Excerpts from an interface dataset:
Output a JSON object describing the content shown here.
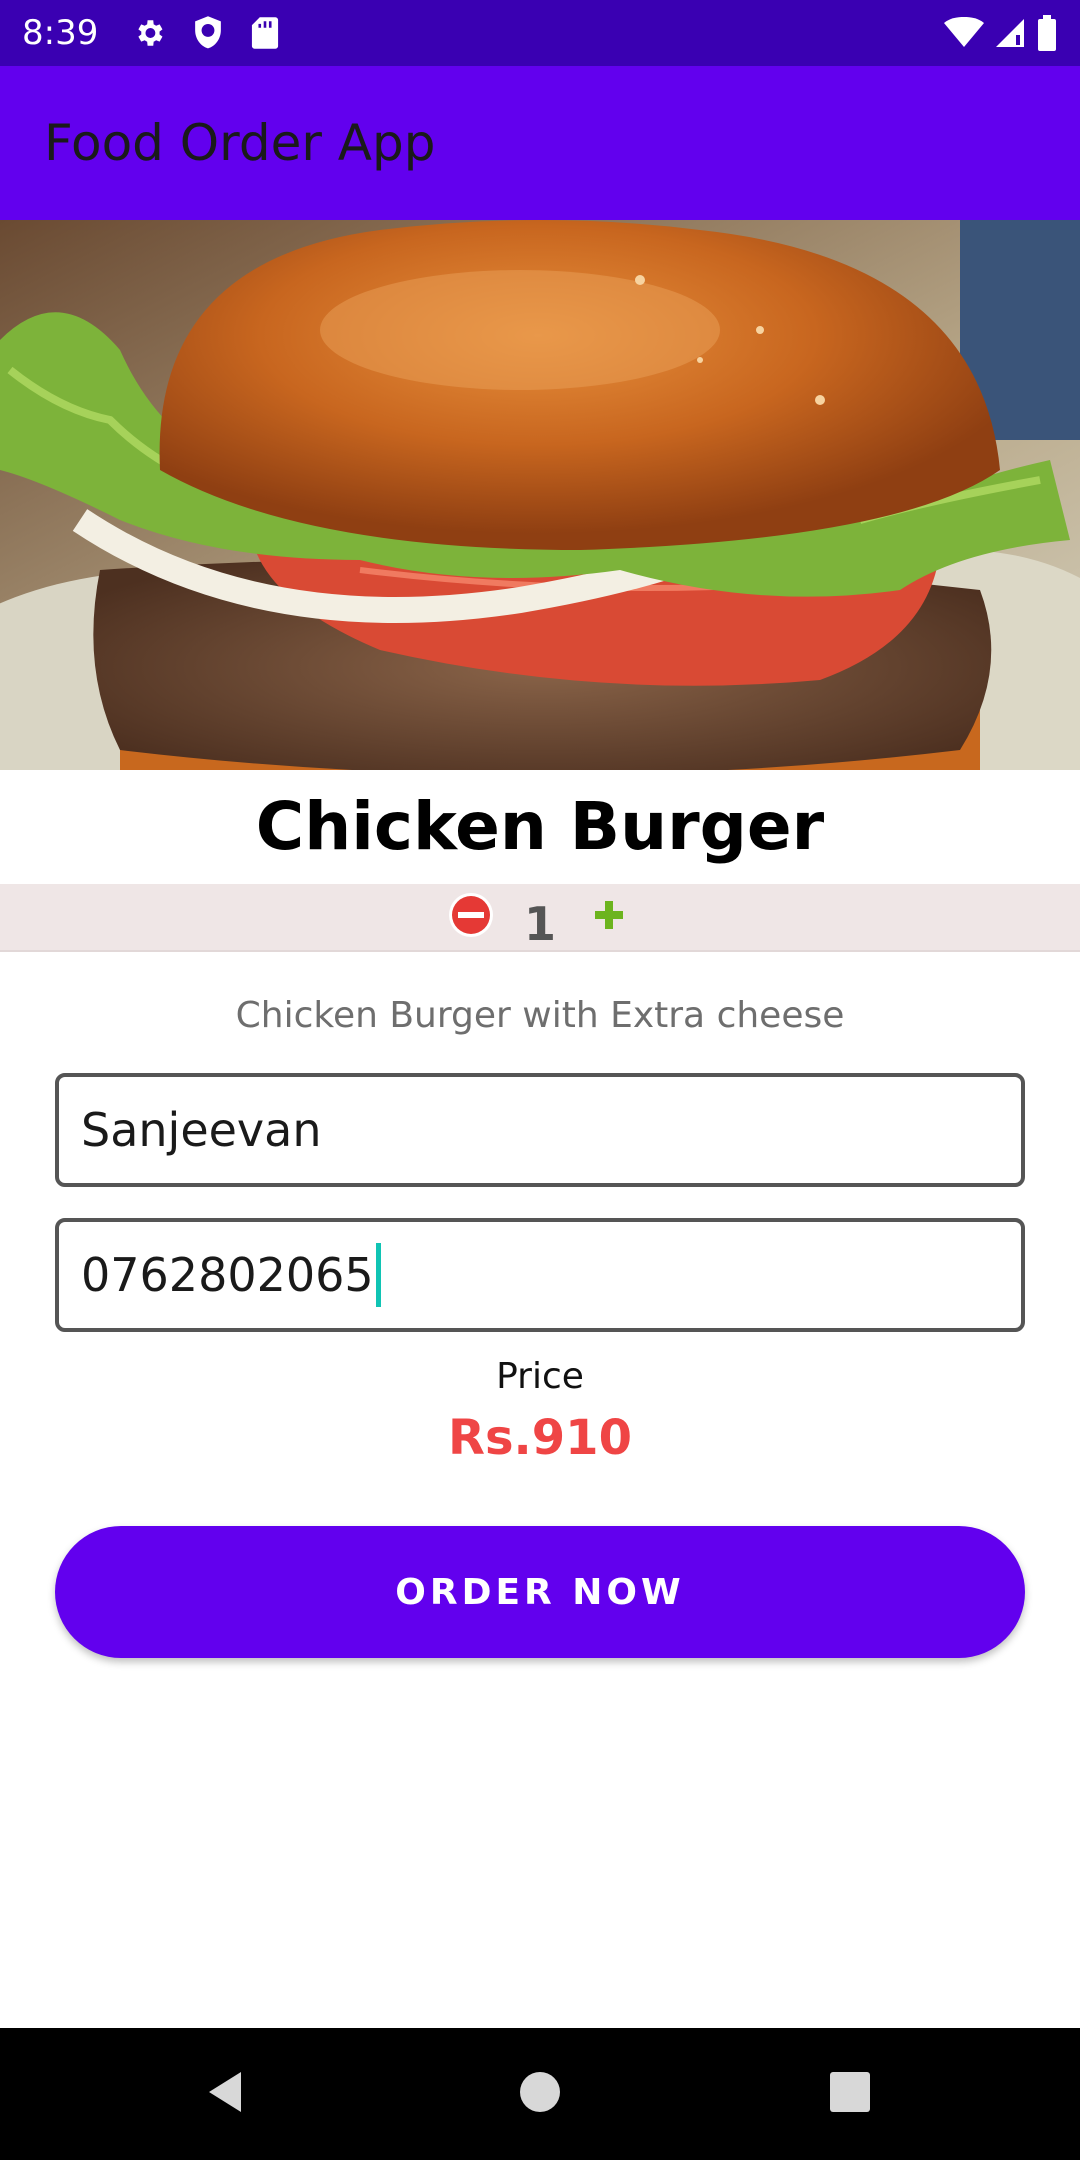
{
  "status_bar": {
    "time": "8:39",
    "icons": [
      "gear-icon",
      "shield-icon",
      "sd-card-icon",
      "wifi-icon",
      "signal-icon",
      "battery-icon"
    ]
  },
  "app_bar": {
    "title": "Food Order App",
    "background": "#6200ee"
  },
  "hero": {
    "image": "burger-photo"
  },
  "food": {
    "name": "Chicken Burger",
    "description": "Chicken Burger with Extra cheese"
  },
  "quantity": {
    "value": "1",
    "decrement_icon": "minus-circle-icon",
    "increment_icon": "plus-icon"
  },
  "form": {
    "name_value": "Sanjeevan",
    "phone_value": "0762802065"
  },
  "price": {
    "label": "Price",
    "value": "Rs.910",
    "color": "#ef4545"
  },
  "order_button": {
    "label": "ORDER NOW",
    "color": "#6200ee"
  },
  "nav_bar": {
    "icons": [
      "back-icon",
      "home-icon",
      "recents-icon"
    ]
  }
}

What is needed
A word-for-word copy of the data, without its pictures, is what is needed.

Response
Output a JSON object describing the content shown here.
{
  "status_bar": {
    "time": "8:39",
    "icons": [
      "gear-icon",
      "shield-icon",
      "sd-card-icon",
      "wifi-icon",
      "signal-icon",
      "battery-icon"
    ]
  },
  "app_bar": {
    "title": "Food Order App",
    "background": "#6200ee"
  },
  "hero": {
    "image": "burger-photo"
  },
  "food": {
    "name": "Chicken Burger",
    "description": "Chicken Burger with Extra cheese"
  },
  "quantity": {
    "value": "1",
    "decrement_icon": "minus-circle-icon",
    "increment_icon": "plus-icon"
  },
  "form": {
    "name_value": "Sanjeevan",
    "phone_value": "0762802065"
  },
  "price": {
    "label": "Price",
    "value": "Rs.910",
    "color": "#ef4545"
  },
  "order_button": {
    "label": "ORDER NOW",
    "color": "#6200ee"
  },
  "nav_bar": {
    "icons": [
      "back-icon",
      "home-icon",
      "recents-icon"
    ]
  }
}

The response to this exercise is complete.